“Are you willing to sit through up to 40 minutes of what you may consider just random noise before something deeper reveals itself to you?” series curator and participating musician Carlos Santistevan told Pasatiempo when asked if it takes a special breed of individual to appreciate what many people have a hard time calling music.
When people unfamiliar with experimental music hear it for the first time, their reactions often remind Santistevan of a die-hard hamburger eater being offered sushi for the first time. “They think, Eew, it’s raw fish!” he said. “But if you can get them to forget their conditioning ... they might actually discover an incredible new flavor and sensation. It’s the same thing with music. You put something new in front of people, and the reaction will often be, ‘What’s this fancy frou-frou stuff?’ because it’s unfamiliar. But I think most people who say they like music really don’t. They think they do, but if you ask them what they like, they pretty much like the songs from when they were teenagers, or they like what the media and popular culture tell them they’re supposed to enjoy. It’s creative suicide by overexposure — a lifetime of settling for ground chuck. Many people just don’t branch out and listen to new things. But you absolutely have to put yourself in an uncomfortable environment in order to learn and grow these days.”
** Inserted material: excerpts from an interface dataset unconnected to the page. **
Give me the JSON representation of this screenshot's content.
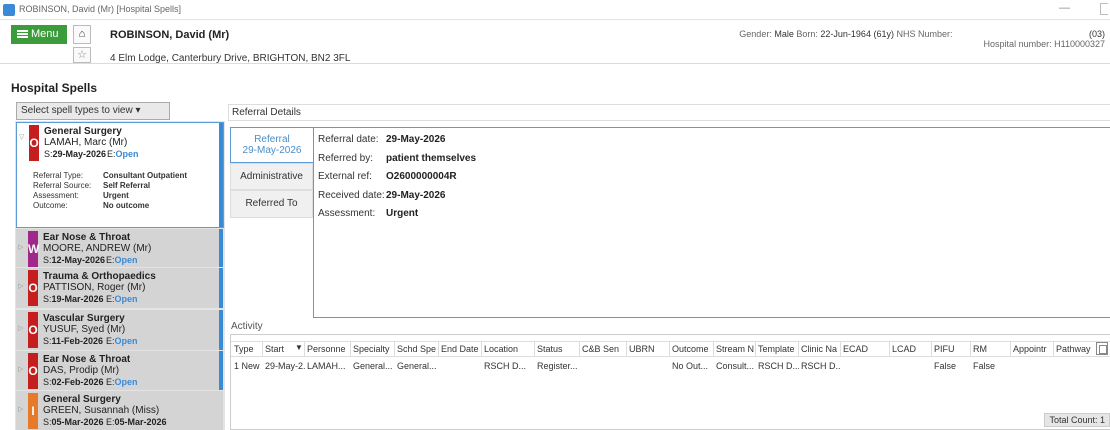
{
  "window": {
    "title": "ROBINSON, David (Mr) [Hospital Spells]",
    "minimize_label": "—"
  },
  "header": {
    "menu_label": "Menu",
    "patient_name": "ROBINSON, David (Mr)",
    "address": "4 Elm Lodge, Canterbury Drive, BRIGHTON, BN2 3FL",
    "gender_label": "Gender:",
    "gender": "Male",
    "born_label": "Born:",
    "born": "22-Jun-1964 (61y)",
    "nhs_label": "NHS Number:",
    "nhs_value": "(03)",
    "hospital_number_label": "Hospital number:",
    "hospital_number": "H110000327"
  },
  "page": {
    "title": "Hospital Spells",
    "filter_label": "Select spell types to view"
  },
  "spells": [
    {
      "specialty": "General Surgery",
      "consultant": "LAMAH, Marc (Mr)",
      "type_letter": "O",
      "color": "#c41e1e",
      "start_label": "S:",
      "start": "29-May-2026",
      "end_label": "E:",
      "end": "Open",
      "details": [
        {
          "k": "Referral Type:",
          "v": "Consultant Outpatient"
        },
        {
          "k": "Referral Source:",
          "v": "Self Referral"
        },
        {
          "k": "Assessment:",
          "v": "Urgent"
        },
        {
          "k": "Outcome:",
          "v": "No outcome"
        }
      ]
    },
    {
      "specialty": "Ear Nose & Throat",
      "consultant": "MOORE, ANDREW (Mr)",
      "type_letter": "W",
      "color": "#a0288a",
      "start_label": "S:",
      "start": "12-May-2026",
      "end_label": "E:",
      "end": "Open"
    },
    {
      "specialty": "Trauma & Orthopaedics",
      "consultant": "PATTISON, Roger (Mr)",
      "type_letter": "O",
      "color": "#c41e1e",
      "start_label": "S:",
      "start": "19-Mar-2026",
      "end_label": "E:",
      "end": "Open"
    },
    {
      "specialty": "Vascular Surgery",
      "consultant": "YUSUF, Syed (Mr)",
      "type_letter": "O",
      "color": "#c41e1e",
      "start_label": "S:",
      "start": "11-Feb-2026",
      "end_label": "E:",
      "end": "Open"
    },
    {
      "specialty": "Ear Nose & Throat",
      "consultant": "DAS, Prodip (Mr)",
      "type_letter": "O",
      "color": "#c41e1e",
      "start_label": "S:",
      "start": "02-Feb-2026",
      "end_label": "E:",
      "end": "Open"
    },
    {
      "specialty": "General Surgery",
      "consultant": "GREEN, Susannah (Miss)",
      "type_letter": "I",
      "color": "#e6792a",
      "start_label": "S:",
      "start": "05-Mar-2026",
      "end_label": "E:",
      "end": "05-Mar-2026"
    }
  ],
  "referral": {
    "section_title": "Referral Details",
    "tabs": [
      {
        "label": "Referral",
        "sub": "29-May-2026"
      },
      {
        "label": "Administrative"
      },
      {
        "label": "Referred To"
      }
    ],
    "fields": [
      {
        "k": "Referral date:",
        "v": "29-May-2026"
      },
      {
        "k": "Referred by:",
        "v": "patient themselves"
      },
      {
        "k": "External ref:",
        "v": "O2600000004R"
      },
      {
        "k": "Received date:",
        "v": "29-May-2026"
      },
      {
        "k": "Assessment:",
        "v": "Urgent"
      }
    ]
  },
  "activity": {
    "title": "Activity",
    "columns": [
      "Type",
      "Start",
      "Personne",
      "Specialty",
      "Schd Spe",
      "End Date",
      "Location",
      "Status",
      "C&B Sen",
      "UBRN",
      "Outcome",
      "Stream N",
      "Template",
      "Clinic Na",
      "ECAD",
      "LCAD",
      "PIFU",
      "RM",
      "Appointr",
      "Pathway"
    ],
    "sort_indicator": "▼",
    "rows": [
      [
        "1 New F...",
        "29-May-2...",
        "LAMAH...",
        "General...",
        "General...",
        "",
        "RSCH D...",
        "Register...",
        "",
        "",
        "No Out...",
        "Consult...",
        "RSCH D...",
        "RSCH D...",
        "",
        "",
        "False",
        "False",
        "",
        ""
      ]
    ],
    "total_count": "Total Count: 1"
  }
}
Santistevan, a science teacher at the Academy for Technology and the Classics charter school and a longtime member of the decade-old High Mayhem collective, believes it takes a willing, active listener to “get” what he and other experimental musicians do. “Oftentimes, the music isn’t about a hook or a lick,” he said. “You just have to sit there and try to discover the unique space the music creates. It — and nobody and nothing else — is going to do it for you.”
So how do you make experimental music palatable to someone who only likes hamburger music? “I don’t honestly know if you can or should,” Santistevan said. He recalled an incident that occurred this summer, when he participated in a teaching workshop at the Santa Fe Institute: “It was this really heady thing. I did my presentation on using these algorithms to create music, applying principles of network science being studied there. I dropped these agents into the algorithms, and they would become these different instruments.”
When Santistevan presented his project to workshop participants, half of them were upset, he said. “You know, ‘How can you possibly do this, and how can you possibly dare call this music?’” The other half loved it. “The same thing happens when my band, Late Severa Wires, plays on the road,” he said. “We generally get only two responses. People are either completely into what we’re doing and think it’s some of the most profound art and music they’ve ever seen or heard, or they have to run out the door screaming, pissed off or totally confused.”
Because this year’s Fall Series spans four weeks, organizers were able to pick acts from a broader pool. Santistevan’s Late Severa Wires replaces Chinese composer/multi-instrumentalist Li Tieqiao, who canceled his American tour after the Chinese government denied his application for a travel visa. Joining them is Cloacas, a project developed by Damon and Sabrina Griffith of local group Bull Seal. “They decided they wanted to focus more on an acoustic project, so they put Cloacas together,” Santistevan said of the Griffiths. “They play these really short, twisted Americana songs — they’re beautiful pieces
The Things That Are Heard